• Work instructions
Each line of the material below should be reproduced exactly.

• Given data
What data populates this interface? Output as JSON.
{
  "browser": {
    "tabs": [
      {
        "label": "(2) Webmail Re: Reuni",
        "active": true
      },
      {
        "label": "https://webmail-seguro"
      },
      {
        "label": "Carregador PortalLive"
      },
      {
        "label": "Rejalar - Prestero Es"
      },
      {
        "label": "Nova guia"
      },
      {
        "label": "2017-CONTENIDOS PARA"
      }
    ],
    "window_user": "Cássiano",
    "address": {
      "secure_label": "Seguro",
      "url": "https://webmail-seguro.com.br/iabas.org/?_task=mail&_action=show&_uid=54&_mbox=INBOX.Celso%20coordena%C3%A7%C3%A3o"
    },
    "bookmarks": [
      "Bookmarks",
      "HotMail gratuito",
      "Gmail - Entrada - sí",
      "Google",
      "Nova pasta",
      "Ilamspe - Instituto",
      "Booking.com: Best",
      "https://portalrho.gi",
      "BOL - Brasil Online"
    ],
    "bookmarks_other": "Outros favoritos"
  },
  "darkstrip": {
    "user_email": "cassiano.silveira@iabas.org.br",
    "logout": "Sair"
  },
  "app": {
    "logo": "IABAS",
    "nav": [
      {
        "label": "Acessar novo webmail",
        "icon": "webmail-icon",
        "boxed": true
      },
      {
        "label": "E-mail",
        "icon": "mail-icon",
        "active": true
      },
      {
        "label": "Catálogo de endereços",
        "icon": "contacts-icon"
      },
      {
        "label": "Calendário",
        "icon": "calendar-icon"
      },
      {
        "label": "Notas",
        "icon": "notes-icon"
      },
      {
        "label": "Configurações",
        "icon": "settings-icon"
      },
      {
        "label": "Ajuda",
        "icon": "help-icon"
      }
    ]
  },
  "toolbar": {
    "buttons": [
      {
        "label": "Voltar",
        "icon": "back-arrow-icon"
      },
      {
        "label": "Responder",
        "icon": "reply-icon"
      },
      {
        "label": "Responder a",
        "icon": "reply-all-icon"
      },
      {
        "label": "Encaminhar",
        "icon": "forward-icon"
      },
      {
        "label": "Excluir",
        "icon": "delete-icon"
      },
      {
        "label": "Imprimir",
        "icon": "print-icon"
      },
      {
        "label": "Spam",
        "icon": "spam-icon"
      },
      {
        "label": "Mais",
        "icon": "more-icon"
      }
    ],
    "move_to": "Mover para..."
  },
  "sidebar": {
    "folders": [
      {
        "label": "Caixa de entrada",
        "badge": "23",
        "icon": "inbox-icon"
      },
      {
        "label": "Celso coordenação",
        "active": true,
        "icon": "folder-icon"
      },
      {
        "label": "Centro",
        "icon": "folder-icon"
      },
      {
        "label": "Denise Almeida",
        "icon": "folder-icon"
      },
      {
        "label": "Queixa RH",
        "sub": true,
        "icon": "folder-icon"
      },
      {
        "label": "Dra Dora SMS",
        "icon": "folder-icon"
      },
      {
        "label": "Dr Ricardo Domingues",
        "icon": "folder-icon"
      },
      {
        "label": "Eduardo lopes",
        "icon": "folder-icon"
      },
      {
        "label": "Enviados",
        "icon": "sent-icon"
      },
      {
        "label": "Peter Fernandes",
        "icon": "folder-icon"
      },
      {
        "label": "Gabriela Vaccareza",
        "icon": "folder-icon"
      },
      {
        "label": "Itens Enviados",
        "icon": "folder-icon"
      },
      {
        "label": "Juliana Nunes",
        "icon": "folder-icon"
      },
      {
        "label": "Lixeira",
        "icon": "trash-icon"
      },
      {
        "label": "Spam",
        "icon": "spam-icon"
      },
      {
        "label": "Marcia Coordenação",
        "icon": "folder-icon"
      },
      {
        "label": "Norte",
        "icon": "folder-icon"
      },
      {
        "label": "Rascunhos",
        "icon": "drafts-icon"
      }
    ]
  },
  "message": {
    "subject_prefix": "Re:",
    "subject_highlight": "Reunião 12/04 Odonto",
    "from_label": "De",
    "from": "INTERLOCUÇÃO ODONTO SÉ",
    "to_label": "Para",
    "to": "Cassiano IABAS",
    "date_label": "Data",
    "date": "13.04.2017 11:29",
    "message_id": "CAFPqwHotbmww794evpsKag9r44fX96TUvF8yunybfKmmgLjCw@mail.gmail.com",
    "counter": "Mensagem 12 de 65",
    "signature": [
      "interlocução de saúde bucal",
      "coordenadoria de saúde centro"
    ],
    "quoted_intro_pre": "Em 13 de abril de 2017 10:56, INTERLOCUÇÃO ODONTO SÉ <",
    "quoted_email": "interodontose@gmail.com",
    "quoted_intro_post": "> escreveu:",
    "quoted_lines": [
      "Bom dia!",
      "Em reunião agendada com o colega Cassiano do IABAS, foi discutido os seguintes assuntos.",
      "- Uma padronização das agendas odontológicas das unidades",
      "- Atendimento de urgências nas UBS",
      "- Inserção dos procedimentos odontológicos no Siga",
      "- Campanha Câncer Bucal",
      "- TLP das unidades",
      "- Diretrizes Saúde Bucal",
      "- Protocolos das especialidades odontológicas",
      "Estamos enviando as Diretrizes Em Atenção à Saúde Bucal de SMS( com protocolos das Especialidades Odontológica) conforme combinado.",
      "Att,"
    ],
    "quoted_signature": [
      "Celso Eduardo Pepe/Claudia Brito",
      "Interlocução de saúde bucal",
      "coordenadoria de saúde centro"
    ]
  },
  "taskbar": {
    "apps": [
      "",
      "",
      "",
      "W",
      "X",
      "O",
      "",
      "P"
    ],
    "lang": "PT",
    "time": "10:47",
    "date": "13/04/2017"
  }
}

• Solved exercise
What data populates this interface? Output as JSON.
{
  "browser": {
    "tabs": [
      {
        "label": "(2) Webmail Re: Reuni",
        "active": true
      },
      {
        "label": "https://webmail-seguro"
      },
      {
        "label": "Carregador PortalLive"
      },
      {
        "label": "Rejalar - Prestero Es"
      },
      {
        "label": "Nova guia"
      },
      {
        "label": "2017-CONTENIDOS PARA"
      }
    ],
    "window_user": "Cássiano",
    "address": {
      "secure_label": "Seguro",
      "url": "https://webmail-seguro.com.br/iabas.org/?_task=mail&_action=show&_uid=54&_mbox=INBOX.Celso%20coordena%C3%A7%C3%A3o"
    },
    "bookmarks": [
      "Bookmarks",
      "HotMail gratuito",
      "Gmail - Entrada - sí",
      "Google",
      "Nova pasta",
      "Ilamspe - Instituto",
      "Booking.com: Best",
      "https://portalrho.gi",
      "BOL - Brasil Online"
    ],
    "bookmarks_other": "Outros favoritos"
  },
  "darkstrip": {
    "user_email": "cassiano.silveira@iabas.org.br",
    "logout": "Sair"
  },
  "app": {
    "logo": "IABAS",
    "nav": [
      {
        "label": "Acessar novo webmail",
        "icon": "webmail-icon",
        "boxed": true
      },
      {
        "label": "E-mail",
        "icon": "mail-icon",
        "active": true
      },
      {
        "label": "Catálogo de endereços",
        "icon": "contacts-icon"
      },
      {
        "label": "Calendário",
        "icon": "calendar-icon"
      },
      {
        "label": "Notas",
        "icon": "notes-icon"
      },
      {
        "label": "Configurações",
        "icon": "settings-icon"
      },
      {
        "label": "Ajuda",
        "icon": "help-icon"
      }
    ]
  },
  "toolbar": {
    "buttons": [
      {
        "label": "Voltar",
        "icon": "back-arrow-icon"
      },
      {
        "label": "Responder",
        "icon": "reply-icon"
      },
      {
        "label": "Responder a",
        "icon": "reply-all-icon"
      },
      {
        "label": "Encaminhar",
        "icon": "forward-icon"
      },
      {
        "label": "Excluir",
        "icon": "delete-icon"
      },
      {
        "label": "Imprimir",
        "icon": "print-icon"
      },
      {
        "label": "Spam",
        "icon": "spam-icon"
      },
      {
        "label": "Mais",
        "icon": "more-icon"
      }
    ],
    "move_to": "Mover para..."
  },
  "sidebar": {
    "folders": [
      {
        "label": "Caixa de entrada",
        "badge": "23",
        "icon": "inbox-icon"
      },
      {
        "label": "Celso coordenação",
        "active": true,
        "icon": "folder-icon"
      },
      {
        "label": "Centro",
        "icon": "folder-icon"
      },
      {
        "label": "Denise Almeida",
        "icon": "folder-icon"
      },
      {
        "label": "Queixa RH",
        "sub": true,
        "icon": "folder-icon"
      },
      {
        "label": "Dra Dora SMS",
        "icon": "folder-icon"
      },
      {
        "label": "Dr Ricardo Domingues",
        "icon": "folder-icon"
      },
      {
        "label": "Eduardo lopes",
        "icon": "folder-icon"
      },
      {
        "label": "Enviados",
        "icon": "sent-icon"
      },
      {
        "label": "Peter Fernandes",
        "icon": "folder-icon"
      },
      {
        "label": "Gabriela Vaccareza",
        "icon": "folder-icon"
      },
      {
        "label": "Itens Enviados",
        "icon": "folder-icon"
      },
      {
        "label": "Juliana Nunes",
        "icon": "folder-icon"
      },
      {
        "label": "Lixeira",
        "icon": "trash-icon"
      },
      {
        "label": "Spam",
        "icon": "spam-icon"
      },
      {
        "label": "Marcia Coordenação",
        "icon": "folder-icon"
      },
      {
        "label": "Norte",
        "icon": "folder-icon"
      },
      {
        "label": "Rascunhos",
        "icon": "drafts-icon"
      }
    ]
  },
  "message": {
    "subject_prefix": "Re:",
    "subject_highlight": "Reunião 12/04 Odonto",
    "from_label": "De",
    "from": "INTERLOCUÇÃO ODONTO SÉ",
    "to_label": "Para",
    "to": "Cassiano IABAS",
    "date_label": "Data",
    "date": "13.04.2017 11:29",
    "message_id": "CAFPqwHotbmww794evpsKag9r44fX96TUvF8yunybfKmmgLjCw@mail.gmail.com",
    "counter": "Mensagem 12 de 65",
    "signature": [
      "interlocução de saúde bucal",
      "coordenadoria de saúde centro"
    ],
    "quoted_intro_pre": "Em 13 de abril de 2017 10:56, INTERLOCUÇÃO ODONTO SÉ <",
    "quoted_email": "interodontose@gmail.com",
    "quoted_intro_post": "> escreveu:",
    "quoted_lines": [
      "Bom dia!",
      "Em reunião agendada com o colega Cassiano do IABAS, foi discutido os seguintes assuntos.",
      "- Uma padronização das agendas odontológicas das unidades",
      "- Atendimento de urgências nas UBS",
      "- Inserção dos procedimentos odontológicos no Siga",
      "- Campanha Câncer Bucal",
      "- TLP das unidades",
      "- Diretrizes Saúde Bucal",
      "- Protocolos das especialidades odontológicas",
      "Estamos enviando as Diretrizes Em Atenção à Saúde Bucal de SMS( com protocolos das Especialidades Odontológica) conforme combinado.",
      "Att,"
    ],
    "quoted_signature": [
      "Celso Eduardo Pepe/Claudia Brito",
      "Interlocução de saúde bucal",
      "coordenadoria de saúde centro"
    ]
  },
  "taskbar": {
    "apps": [
      "",
      "",
      "",
      "W",
      "X",
      "O",
      "",
      "P"
    ],
    "lang": "PT",
    "time": "10:47",
    "date": "13/04/2017"
  }
}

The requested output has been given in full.